      or in plain english relating to the subject: People Use Evaluation as a Drunk Uses a Lamppost — For Support Rather Than Illumination

    • Dear Anna Maria,

      Hi and I think you're on the right lines - develop some questions with which to frame conversations with people who have been in involved in implementation. I would also add those who were involved in developing the ToC (who may be different folk).

      My own experience in reviewing ToC follows three broad themes each with an overarching question:

      • Inclusiveness of the approach/method - who was involved and how well and whose theory is it? For example, was it the donor advisors consulting with beneficiaries/clients or just the donor staff doing their own  research and toing and froing around different technical areas and then signed off by an internal QA unit. or .......? 
      • Robustness of the evidence - on what basis were the assumptions developed and the results - outputs, outcome and impact - arrived at - the pathways to change and the changes themselves ?; and 
      • Coherence and plausibility of the product - is the diagram/visual accompanied with a clear narrative explaining HOW the Action Theory (ie, activities and outputs) will stimulate WHAT change among WHOM and WHY ie, the Change Theory). 

      The look of the product will also vary and, in this regard, Silva makes a good point, though i wouldn't profess to have the software skills to produce the second diagram, nor the intellectual capacity to understand it!!! The action and change theories rarely follow a linear trajectory, but there is no right or wrong. A key difference is in how the product makes clear the consequences for the monitoring and learning process. If it's building a bridge, then you simply engineer a set process to hell from beginning to end and monitor this accordingly. However, if its to do with programme outputs striving to stimulate changes in the behaviours and relationships among people - or outcomes - then this has obvious implications on monitoring: the assumptions made about how and why they will respond to outputs - matter as much as, if not more than, the outcome indicators.  

      Depending on who funds the work you are doing, each donor has a slightly different take on/guidelines for for  ToC (and LFs). I developed some for reviewing the content of log frames and have attached them. Hope they are of some help.  

      On log frames.......The methodology used for developing what people call a ToC is not so different to how some, like GTZ (now GIZ), develop Logframes. See here.

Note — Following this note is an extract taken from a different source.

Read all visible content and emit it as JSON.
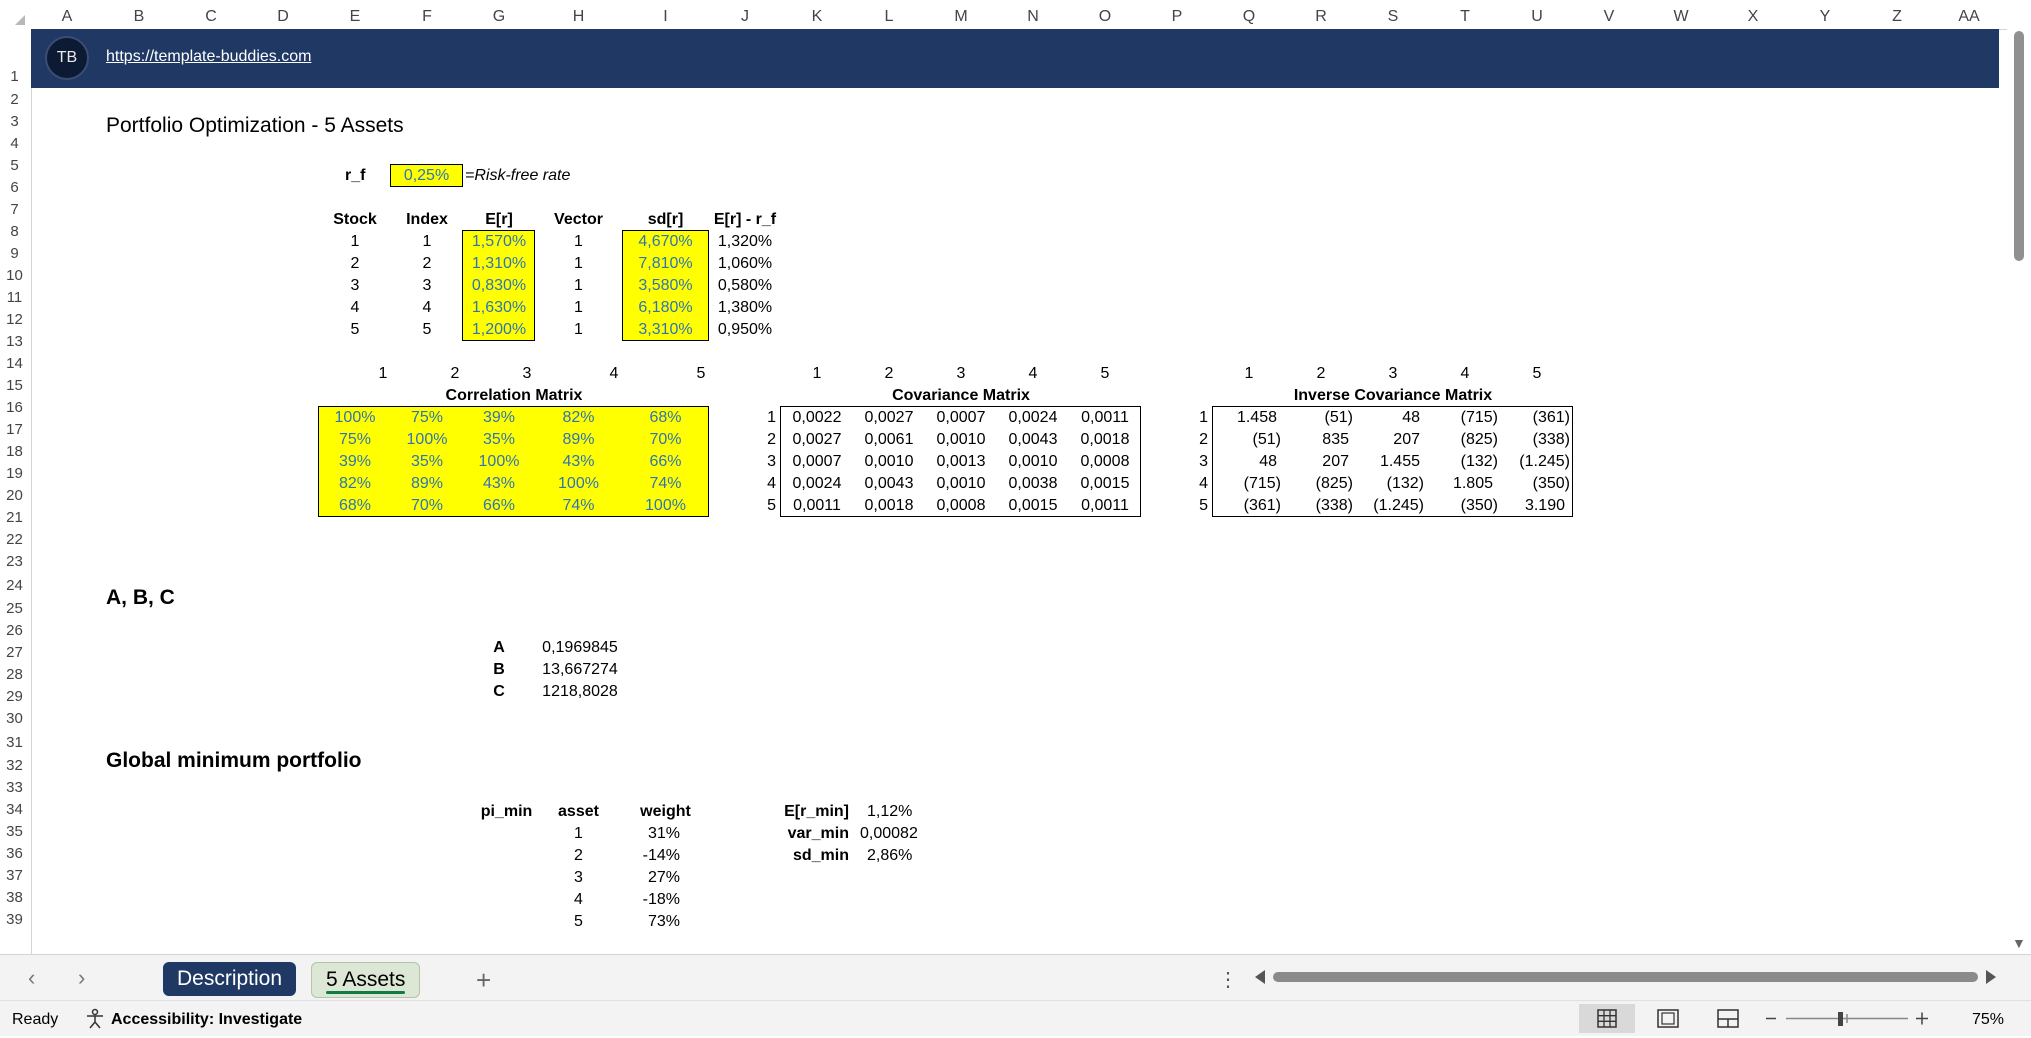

I think this is the best method i have seen, thus strongly recommend it as reference in assessing the quality of the process and, in many ways, the product. Its essence is well captured by Harriet Maria's neat video. Claims as to how ToC take better account than LFs of complexity and with its emphasis on assumptions and better explaining the why's and how's of change ring somewhat hollow.   

      As with many methods and tools, there is nothing i believe to be intrinsic to LFs that encouraged many donor agencies to either ignore or mis-use the method and arrive at a product that is too simplistic and  deemed as not fit for purpose. Given they did, it didn't surprise me that they moved to ToC......!

      I hope some of this helps and good luck. Please do get back to me if you want to talk anything through.

      Best wishes,